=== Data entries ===
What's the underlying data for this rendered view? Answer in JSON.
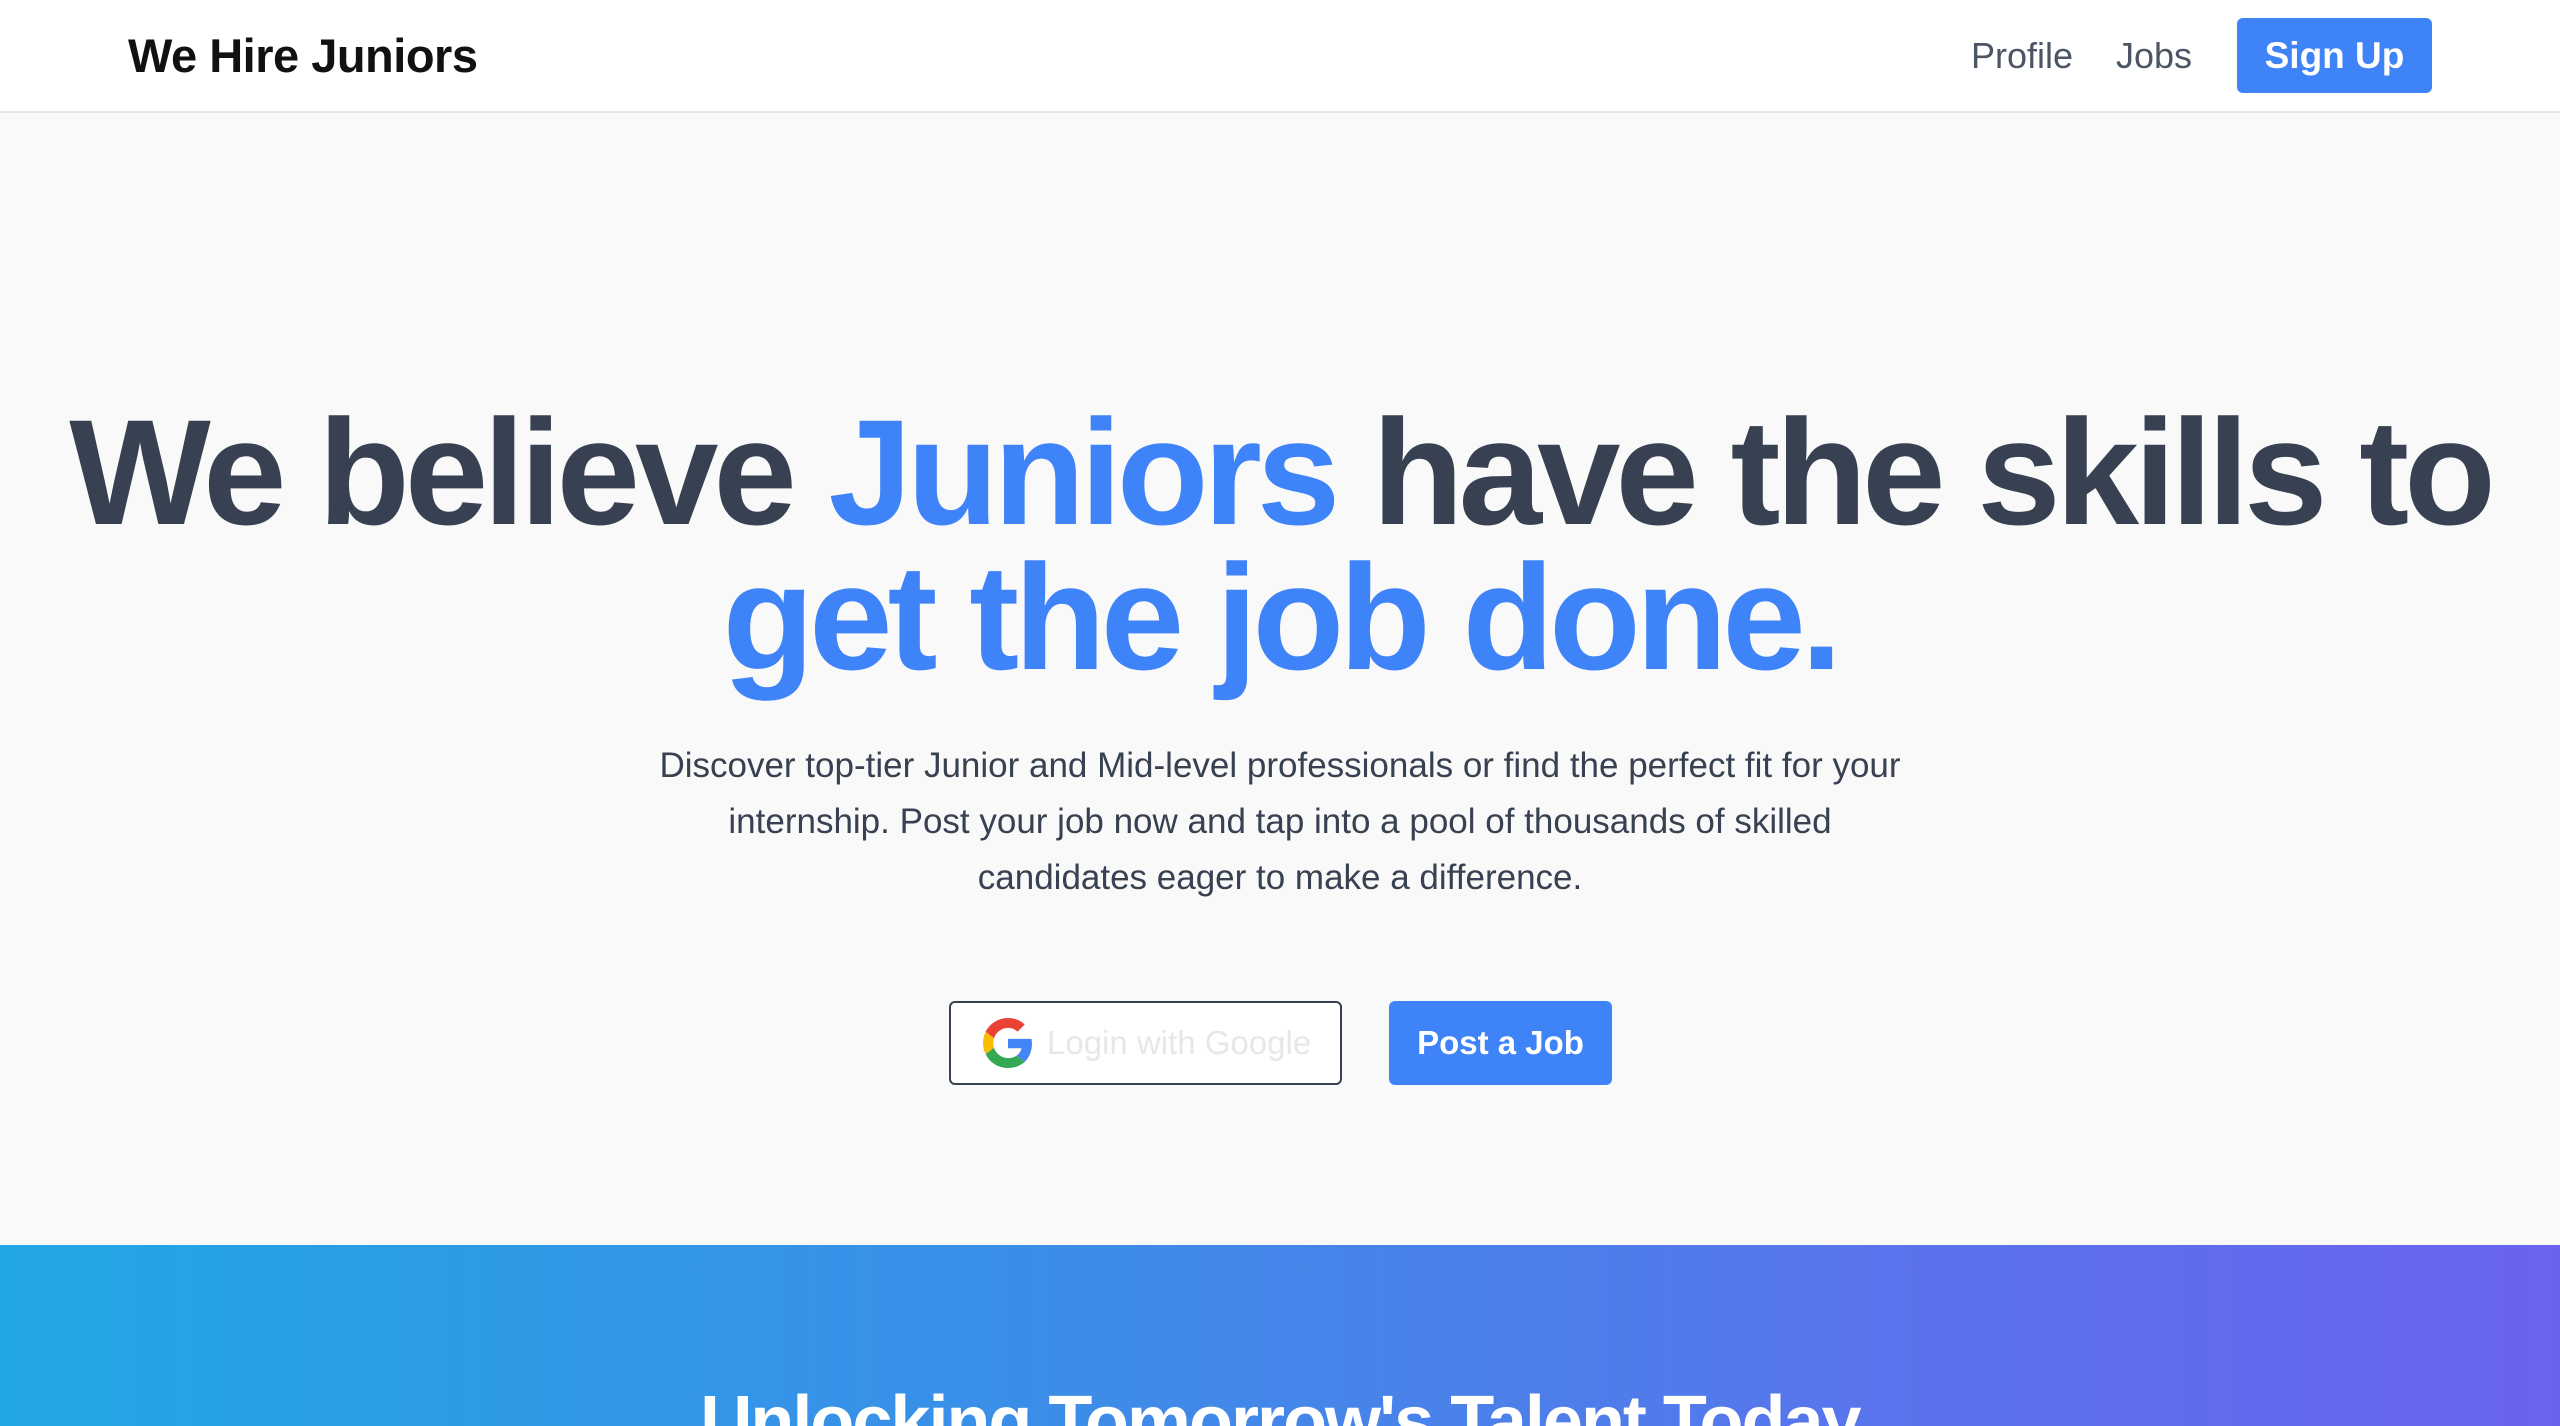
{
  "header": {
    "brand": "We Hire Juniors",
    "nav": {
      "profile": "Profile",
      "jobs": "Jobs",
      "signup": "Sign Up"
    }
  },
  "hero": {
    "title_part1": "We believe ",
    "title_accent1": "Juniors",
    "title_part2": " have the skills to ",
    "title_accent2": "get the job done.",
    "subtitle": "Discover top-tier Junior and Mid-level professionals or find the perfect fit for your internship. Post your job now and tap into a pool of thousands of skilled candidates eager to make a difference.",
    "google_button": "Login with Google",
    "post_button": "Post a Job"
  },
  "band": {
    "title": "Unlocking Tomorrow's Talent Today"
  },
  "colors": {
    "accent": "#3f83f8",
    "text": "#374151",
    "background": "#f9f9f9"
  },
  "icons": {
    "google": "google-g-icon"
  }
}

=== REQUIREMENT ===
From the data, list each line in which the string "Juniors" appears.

=== EXERCISE RESPONSE ===
    "brand": "We Hire Juniors",
    "title_accent1": "Juniors",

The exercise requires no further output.